Some subtractive synthesizers have a high-pass (not voltage-controlled) filter connected either before or after the low-pass VCF in the signal path. This allows limited additional control over the low frequencies that are passed by the low-pass filter. It is usually used to remove or change the level of the fundamental, which is useful for imitating the timbre of instruments where the fundamental is not the largest frequency component.
A band-pass filter only allows a set range of frequencies to pass through it unchanged – all other frequencies are attenuated. The range of frequencies that are passed is called the bandwidth, or more usually, the pass-band, of the filter. Band-pass VCFs usually have control over the cut-off frequency and the bandwidth.
Band-pass (and notch) filters are the equivalent of the resonances that happen in the real world. A wine-glass can be stimulated to oscillate at its resonant frequency by running a wet finger around the rim.
A band-pass filter can be thought of as a combination of a high-pass and a low-pass filters, connected in series, one after the other in the signal path.

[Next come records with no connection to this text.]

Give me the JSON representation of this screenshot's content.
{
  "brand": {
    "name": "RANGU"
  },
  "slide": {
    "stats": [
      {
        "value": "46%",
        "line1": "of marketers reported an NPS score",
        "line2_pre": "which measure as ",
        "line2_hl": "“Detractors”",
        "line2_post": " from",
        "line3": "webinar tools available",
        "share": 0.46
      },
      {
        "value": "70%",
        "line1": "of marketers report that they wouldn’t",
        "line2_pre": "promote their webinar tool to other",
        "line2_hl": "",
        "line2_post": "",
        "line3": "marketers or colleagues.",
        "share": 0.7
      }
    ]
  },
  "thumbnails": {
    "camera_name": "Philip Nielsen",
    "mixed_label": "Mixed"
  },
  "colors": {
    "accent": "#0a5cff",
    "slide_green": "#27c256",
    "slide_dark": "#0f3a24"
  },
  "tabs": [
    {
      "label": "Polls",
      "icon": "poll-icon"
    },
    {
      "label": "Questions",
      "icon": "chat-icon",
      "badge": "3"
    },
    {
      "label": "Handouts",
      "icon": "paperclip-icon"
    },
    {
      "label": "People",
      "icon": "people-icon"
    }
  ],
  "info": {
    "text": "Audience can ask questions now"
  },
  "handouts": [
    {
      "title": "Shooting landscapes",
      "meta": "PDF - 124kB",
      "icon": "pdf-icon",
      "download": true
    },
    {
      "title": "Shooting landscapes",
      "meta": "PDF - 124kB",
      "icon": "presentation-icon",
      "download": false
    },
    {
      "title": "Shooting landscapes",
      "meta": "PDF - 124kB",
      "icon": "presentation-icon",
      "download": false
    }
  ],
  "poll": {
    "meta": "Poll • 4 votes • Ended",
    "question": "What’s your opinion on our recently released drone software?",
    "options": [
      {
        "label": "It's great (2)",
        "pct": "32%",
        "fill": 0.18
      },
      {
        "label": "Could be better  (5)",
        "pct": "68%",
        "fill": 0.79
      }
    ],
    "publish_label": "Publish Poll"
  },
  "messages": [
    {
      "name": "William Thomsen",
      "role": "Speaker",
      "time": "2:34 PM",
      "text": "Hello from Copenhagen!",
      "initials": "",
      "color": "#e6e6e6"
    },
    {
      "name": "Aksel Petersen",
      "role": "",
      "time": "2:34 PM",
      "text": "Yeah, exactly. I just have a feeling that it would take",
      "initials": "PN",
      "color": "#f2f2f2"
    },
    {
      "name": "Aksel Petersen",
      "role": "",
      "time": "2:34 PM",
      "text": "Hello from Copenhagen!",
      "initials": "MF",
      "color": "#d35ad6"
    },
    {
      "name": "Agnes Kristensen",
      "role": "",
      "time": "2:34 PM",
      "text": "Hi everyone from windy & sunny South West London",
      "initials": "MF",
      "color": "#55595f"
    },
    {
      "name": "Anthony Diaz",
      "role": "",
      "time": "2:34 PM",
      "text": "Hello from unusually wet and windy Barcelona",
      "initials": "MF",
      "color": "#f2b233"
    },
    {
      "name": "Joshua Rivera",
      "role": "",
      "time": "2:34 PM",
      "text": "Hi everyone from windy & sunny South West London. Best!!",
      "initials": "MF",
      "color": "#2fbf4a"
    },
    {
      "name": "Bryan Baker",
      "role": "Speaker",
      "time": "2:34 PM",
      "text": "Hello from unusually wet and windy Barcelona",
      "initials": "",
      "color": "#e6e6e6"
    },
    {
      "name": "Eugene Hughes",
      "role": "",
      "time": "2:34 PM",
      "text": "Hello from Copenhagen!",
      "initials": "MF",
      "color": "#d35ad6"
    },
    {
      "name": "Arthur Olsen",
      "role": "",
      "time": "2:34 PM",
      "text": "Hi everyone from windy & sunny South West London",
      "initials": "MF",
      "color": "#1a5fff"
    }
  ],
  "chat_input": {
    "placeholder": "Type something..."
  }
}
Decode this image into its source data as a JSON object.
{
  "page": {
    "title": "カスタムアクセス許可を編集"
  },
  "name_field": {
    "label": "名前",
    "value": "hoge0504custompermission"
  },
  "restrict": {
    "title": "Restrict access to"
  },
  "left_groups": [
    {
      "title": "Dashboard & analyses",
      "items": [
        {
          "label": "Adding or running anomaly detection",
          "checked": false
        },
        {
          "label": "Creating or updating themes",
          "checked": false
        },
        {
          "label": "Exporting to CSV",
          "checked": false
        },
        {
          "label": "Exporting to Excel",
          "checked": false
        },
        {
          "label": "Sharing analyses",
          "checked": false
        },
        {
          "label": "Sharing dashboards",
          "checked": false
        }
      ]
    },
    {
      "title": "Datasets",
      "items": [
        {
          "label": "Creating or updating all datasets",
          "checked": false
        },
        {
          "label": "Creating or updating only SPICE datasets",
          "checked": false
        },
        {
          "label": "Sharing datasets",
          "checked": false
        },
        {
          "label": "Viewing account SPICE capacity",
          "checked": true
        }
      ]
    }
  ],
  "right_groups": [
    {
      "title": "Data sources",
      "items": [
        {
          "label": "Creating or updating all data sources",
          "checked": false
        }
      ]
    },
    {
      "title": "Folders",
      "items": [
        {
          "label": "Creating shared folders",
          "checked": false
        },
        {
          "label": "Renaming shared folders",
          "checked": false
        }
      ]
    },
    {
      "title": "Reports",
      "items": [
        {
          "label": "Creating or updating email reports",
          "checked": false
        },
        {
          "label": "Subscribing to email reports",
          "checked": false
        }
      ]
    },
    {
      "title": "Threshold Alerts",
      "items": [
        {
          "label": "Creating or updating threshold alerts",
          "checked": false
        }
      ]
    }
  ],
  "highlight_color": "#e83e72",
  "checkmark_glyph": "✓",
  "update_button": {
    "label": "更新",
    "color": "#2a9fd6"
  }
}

By using the same CV to the cut-off frequency inputs of two VCFs (one high-pass and the other low-pass), the cut-off frequencies will 'track' each other and the effective bandwidth of the band-pass filter will stay constant as the cut-off frequencies are changed. The width of the band-pass filter's pass-band can be controlled by adding an extra CV offset to one of the filters. If the cut-off frequency of the low-pass filter is set below that of the high-pass filter, then the pass-band does not exist, and no frequencies will pass through the filter (Figure 3.3.11).
FIGURE 3.3.11 A band-pass filter only passes frequencies in a specific range. This is normally the two points at which the filter attenuates by 3 dB. It can be thought of as a low-pass and a high-pass filter connected in series (one after the other). In the example shown, the lower cut-off frequency is about 0.6f (for the high-pass filter), whilst the upper cut-off frequency is about 1.6f (for the low-pass filter). The bandwidth of the filter is the difference between these two cut-off frequencies. Small differences are referred to as 'narrow', whilst large differences are known as 'wide'.
Band-pass filters are often described in terms of the shape of their pass-band response. Narrow pass-bands are referred to as 'narrow' or 'sharp', and they produce marked changes in the frequency content of an audio signal. Wider passbands have less effect on the timbre, since they merely emphasize a range of frequencies. The middle frequency of the pass-band is called the center frequency.
Very narrow band-pass filters can be used to examine a waveform and determine its frequency content. By sweeping through the frequency range, each harmonic frequency will be heard as a sine wave when the center frequency of the band-pass filter is the same as the frequency of the harmonic (Figure 3.3.12).
FIGURE 3.3.12 If a narrow band-pass filter is used to process a sound that has a rich harmonic content, then the harmonics which are in the pass-band of the filter will be emphasized, whilst the remainder will be attenuated. This produces a characteristic resonant sound. If the band-pass filter is moved up and down the frequency axis, then a characteristic 'wah-wah' sound will be heard – this is sometimes used on electric guitar sounds.